Sadly, when people think of New Orleans and drinking these days the first image that pops into their mind is probably drunken frat guys at Mardi Gras. Which is true. But New Orleans has more than just drinking volume, it's got drinking history. I mean, this is the city where the modern cocktail was invented.
And the first cocktail that was invented was (arguably) the Sazerac. I was turned onto the Sazerac by a link from Making Light and started making them back in 2005. A Sazerac isn't too complicated to make, but it does involve three ingredients that you probably don't have in your standard home bar -- rye whiskey, Herbsaint liqueur, and Peychaud's bitters. If you've seen my home bar, you know that obscure liquors are my stock-in-trade, so finding all those pieces was no problem. And we've enjoyed the Sazeracs I've made, but never having had one that anyone else had made, there's always a lingering question of whether I'm doing it "right". So on a December 2006 trip to New Orleans, Erica and I decided to check in with some experts.
The place to get a Sazerac would be the Sazerac Bar at the then Fairmont, but the Fairmont was still closed from Katrina damage. (The hotel reopened in 2009 as the Roosevelt and the bar is open as well.) So we went to the Rib Room at the Omni Royal Orleans for Sazeracs and dessert.
So, yes, I was making them fine (the Rib Room uses Angostura bitters in addition to the Peychaud's bitters, but we'll let that slide).
Here's the recipe:

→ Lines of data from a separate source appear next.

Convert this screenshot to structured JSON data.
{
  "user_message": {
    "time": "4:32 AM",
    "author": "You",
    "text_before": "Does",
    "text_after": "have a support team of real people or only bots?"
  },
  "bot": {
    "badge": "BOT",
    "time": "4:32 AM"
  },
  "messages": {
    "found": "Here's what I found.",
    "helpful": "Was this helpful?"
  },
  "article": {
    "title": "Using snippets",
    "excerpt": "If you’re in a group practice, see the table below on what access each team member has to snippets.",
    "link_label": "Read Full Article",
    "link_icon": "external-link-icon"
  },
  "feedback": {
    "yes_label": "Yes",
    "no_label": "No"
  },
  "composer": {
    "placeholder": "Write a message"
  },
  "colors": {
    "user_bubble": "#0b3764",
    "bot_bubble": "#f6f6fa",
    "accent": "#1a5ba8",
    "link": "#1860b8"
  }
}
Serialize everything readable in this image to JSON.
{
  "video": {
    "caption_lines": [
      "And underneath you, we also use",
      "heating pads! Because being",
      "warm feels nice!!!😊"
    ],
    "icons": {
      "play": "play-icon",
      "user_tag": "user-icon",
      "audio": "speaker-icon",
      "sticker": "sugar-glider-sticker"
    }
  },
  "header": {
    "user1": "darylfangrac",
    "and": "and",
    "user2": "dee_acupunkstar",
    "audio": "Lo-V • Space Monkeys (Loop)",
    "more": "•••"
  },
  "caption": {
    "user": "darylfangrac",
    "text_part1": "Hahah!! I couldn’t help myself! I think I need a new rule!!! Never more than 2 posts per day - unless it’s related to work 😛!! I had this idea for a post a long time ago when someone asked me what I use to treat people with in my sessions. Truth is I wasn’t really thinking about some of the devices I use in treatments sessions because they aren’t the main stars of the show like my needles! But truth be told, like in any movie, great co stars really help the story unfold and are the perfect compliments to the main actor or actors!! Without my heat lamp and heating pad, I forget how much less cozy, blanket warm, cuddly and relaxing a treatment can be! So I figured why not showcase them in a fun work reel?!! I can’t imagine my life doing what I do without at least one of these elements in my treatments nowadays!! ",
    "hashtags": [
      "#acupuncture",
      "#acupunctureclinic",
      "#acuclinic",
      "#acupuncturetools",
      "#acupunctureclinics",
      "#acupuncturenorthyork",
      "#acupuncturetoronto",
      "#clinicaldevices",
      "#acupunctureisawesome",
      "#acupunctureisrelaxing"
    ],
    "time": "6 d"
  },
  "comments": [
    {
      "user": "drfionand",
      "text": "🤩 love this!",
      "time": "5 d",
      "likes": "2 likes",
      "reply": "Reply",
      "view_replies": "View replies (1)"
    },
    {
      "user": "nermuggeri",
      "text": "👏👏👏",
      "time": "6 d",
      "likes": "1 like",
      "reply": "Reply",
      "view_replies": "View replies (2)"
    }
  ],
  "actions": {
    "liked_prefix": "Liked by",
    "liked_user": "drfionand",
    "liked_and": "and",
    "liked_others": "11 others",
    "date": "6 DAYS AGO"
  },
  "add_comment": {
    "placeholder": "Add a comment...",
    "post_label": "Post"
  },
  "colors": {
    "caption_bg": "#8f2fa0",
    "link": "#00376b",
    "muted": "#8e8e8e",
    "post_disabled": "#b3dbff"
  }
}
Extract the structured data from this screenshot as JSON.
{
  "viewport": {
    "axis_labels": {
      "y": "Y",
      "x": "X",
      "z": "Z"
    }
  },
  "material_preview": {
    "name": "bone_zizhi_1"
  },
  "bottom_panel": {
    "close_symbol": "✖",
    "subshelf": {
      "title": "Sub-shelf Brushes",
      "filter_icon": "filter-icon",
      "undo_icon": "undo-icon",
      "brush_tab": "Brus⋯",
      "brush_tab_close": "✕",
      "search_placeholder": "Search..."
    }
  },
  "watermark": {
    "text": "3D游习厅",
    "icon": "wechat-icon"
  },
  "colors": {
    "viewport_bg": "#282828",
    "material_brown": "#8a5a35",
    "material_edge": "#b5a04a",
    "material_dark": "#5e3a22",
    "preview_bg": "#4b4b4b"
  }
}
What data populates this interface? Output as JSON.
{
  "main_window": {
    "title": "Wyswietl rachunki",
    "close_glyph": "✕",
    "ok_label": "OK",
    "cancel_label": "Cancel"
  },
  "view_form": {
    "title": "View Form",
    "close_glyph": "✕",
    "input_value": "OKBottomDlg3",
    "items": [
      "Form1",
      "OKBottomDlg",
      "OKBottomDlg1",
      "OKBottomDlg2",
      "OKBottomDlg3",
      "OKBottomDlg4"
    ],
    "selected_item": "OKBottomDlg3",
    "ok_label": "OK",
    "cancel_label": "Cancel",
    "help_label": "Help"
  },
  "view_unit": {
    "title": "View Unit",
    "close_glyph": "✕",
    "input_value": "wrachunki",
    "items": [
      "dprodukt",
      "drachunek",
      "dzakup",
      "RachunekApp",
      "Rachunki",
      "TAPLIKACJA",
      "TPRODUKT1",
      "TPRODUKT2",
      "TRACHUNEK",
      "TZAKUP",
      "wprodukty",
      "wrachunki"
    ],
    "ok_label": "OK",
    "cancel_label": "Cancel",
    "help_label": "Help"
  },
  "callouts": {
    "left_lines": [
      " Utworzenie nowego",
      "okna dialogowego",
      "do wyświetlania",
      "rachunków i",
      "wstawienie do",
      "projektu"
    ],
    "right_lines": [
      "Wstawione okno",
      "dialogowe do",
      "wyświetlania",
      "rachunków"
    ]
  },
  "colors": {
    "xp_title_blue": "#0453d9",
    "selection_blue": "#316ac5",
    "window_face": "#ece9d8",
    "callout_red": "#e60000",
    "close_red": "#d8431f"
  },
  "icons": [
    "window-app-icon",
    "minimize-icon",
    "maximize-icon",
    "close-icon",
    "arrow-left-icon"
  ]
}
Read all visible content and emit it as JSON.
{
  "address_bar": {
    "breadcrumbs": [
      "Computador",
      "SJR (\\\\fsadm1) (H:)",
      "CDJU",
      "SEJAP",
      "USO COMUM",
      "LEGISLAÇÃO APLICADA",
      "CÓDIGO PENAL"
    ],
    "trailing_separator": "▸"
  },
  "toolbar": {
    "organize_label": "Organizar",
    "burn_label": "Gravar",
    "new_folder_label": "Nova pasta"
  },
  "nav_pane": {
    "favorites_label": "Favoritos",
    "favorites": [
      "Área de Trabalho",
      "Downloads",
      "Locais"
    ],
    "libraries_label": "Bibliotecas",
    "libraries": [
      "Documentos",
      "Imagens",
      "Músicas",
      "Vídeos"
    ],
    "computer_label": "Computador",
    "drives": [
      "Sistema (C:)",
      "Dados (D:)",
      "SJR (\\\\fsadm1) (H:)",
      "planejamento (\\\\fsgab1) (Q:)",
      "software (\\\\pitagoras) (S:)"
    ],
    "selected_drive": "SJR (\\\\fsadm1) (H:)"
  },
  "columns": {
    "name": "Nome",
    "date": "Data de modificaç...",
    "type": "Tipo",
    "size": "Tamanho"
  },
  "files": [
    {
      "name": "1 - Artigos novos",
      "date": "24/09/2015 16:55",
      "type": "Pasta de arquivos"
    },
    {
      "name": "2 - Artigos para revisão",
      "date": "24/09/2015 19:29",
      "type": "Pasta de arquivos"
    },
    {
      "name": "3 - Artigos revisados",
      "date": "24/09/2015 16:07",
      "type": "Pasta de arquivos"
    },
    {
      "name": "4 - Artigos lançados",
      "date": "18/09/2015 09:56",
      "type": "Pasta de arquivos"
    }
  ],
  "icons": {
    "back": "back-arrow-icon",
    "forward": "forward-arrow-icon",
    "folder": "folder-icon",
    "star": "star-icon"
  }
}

1/2 teaspoon Herbsaint (you could also use absinthe now that's it legal again in the US)
1 teaspoon of simple syrup
4 dashes Peychaud's bitters
You could use a tiny, tiny drop of Angostura bitters, but I think that's wrong
2 ounces rye whiskey (you'd think "Sazerac Rye" would be the best choice, but I prefer Old Overholt)
Strip of lemon peel
Chill a rocks glass. In another glass or Boston shaker combine ice, simple syrup, bitters, and rye. Stir gently to chill. Pour the Herbsaint into the chilled rocks glass and coat the inside of glass, pouring out the excess. Strain whiskey mixture into the rocks glass. Twist lemon peel over mixture to release lemon oil and then rub peel over the rim of the glass. Drink.
I got my recipe from Chuck Taggart's Gumbo Pages and he's got lots of more explicit directions and variations.
(Originally posted on FuzzyCo, December 8, 2006: Drinking our way across the South - the Sazerac)